Another type of These contracts are called PPAs. These are a series of direct contracts between the energy consumer - for example, the person who owns the data center - and the person who supplies the energy. Given that these contracts can include a note to build a renewable energy source, or at least serve as a promise to support the supplier to raise capital to do so, they are much better than RECs, but still can not be fulfilled. Considered a perfect solution.
If we want to follow the impact of this issue in the video game industry, we can find some interesting clues. In a 2017 report, Greenpeace specifically cited corporate dishonesty as the first barrier to accessing the Internet, which is 100% renewable. Of course, the problem is that this report is for 2017 and a lot has changed since then, but you can see the result below.
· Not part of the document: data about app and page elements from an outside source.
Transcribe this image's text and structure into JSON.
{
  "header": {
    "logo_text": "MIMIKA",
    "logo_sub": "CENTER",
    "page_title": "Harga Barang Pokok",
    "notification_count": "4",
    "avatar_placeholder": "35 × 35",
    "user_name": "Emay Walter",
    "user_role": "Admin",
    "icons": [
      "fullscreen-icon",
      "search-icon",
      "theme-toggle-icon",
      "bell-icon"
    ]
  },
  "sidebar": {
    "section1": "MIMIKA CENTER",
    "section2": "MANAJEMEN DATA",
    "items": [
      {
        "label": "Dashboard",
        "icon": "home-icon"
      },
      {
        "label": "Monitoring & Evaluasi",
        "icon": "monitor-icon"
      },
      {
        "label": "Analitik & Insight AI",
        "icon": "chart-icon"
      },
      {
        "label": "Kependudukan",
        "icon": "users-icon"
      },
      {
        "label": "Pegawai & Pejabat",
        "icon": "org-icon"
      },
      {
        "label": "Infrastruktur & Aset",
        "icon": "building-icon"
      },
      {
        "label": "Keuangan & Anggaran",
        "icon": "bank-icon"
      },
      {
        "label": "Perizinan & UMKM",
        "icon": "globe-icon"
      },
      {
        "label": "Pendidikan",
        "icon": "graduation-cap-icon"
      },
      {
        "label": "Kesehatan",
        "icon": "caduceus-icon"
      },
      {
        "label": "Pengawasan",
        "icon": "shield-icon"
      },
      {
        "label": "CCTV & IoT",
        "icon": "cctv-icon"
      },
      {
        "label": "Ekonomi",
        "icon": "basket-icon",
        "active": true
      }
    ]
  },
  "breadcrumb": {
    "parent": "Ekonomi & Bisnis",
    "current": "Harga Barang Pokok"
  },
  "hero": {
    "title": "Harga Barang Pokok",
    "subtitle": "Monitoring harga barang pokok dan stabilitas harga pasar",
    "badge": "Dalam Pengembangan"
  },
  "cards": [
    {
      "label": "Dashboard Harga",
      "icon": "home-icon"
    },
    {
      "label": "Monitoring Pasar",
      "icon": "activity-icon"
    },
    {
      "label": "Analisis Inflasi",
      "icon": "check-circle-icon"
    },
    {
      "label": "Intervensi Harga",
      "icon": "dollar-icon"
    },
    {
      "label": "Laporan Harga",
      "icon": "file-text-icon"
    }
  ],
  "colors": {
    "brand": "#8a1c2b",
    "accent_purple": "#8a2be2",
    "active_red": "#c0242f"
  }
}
In 2017, Greenpeace surveyed data center companies with explicit commitment, commitment, and optimization policies. In the above model, the presence of gaming companies such as Amazon Web Services (sponsor Luna), Google (Stadia, Android), Apple (IOS) and Microsoft (Xbox) is noteworthy.
Greenpeace reports this to sections Divided into different types of companies. Even video streamers like Netflix and YouTube and messengers like WhatsApp and virtual networks like Facebook were included in the report, but there was no single section to differentiate video games. But if we're just looking at gaming, we can start with Amazon Web Services, which is perhaps the world's largest cloud company and supports Amazon (Luna) and Nintendo's own projects.
The company received a poor score according to Greenpeace standards. Only 17% of Amazon datacenters use renewable energy, and it was explicitly rated by Company F, which is not very noticeable. For example, they said in a statement that five of their data centers were "carbon neutral," but that there was no evidence to support that claim, according to Greenpeace. On the other hand, Google, which owns the studio service, received an A rating, considering that it supplies 56% of its energy needs from renewable sources. Of course, even Google does not provide specific data on which region uses clean energy, so its customers can not tell the difference between them.
Microsoft, which is a very important player in the video game industry and It has its own cloud service called Xbox Cloud Gaming and also provides Azure services to its competitor Sony, which is constantly evolving. 100 REC . .
Greenpeace . Greenpeace The Shift Project .
2020 2030 . REC . 100 2025 . 2030 NET (DAC).
(: . . NET .)
2030 . 2017 PPA . 24/7 . .
2025 . . Greenpeace .
. . 2010 2050 . 2021 . 2020 1.39 2019 11 2015 . Azure .
. . CO2 2020 46 2019 .
2019 The Climate Pledge 2040 2015 5 2030 . . 451 Research 3.6 .
. () . . . efficientgaming.info . .
. . . .
. 2025 2050 . .
. . . .
. . .
: . . 2015 . . (Matthew Marsden) . . . .
. 30 112 . : 4K .
. : . . . . . 100 . ( ) .
. (Joshua Aslan) (Kieren Mayers) (Chris France) (Richard Murphy) . 369 . . .
. 2015 2020 2016 2019 . . . . . . .
. : . 128 34 . . : . . :
() () .
. . God of War 2018 45 . 9 .
. . . . .
(Evan Mills) . 2007 . 300 .
Greening the Beast . . 75 . . .
. . . Skyrim . 4 . .
(FPS) . .
5 . . . . . ( .)
: . . . ( ) . .
. 5 123 . . .
. . . . .
. /100 .
. . : . 30 60 4K
. . . .
. . . . 2040 2050 . .
UKIE . . .
. . .
: 10 1.5 . . .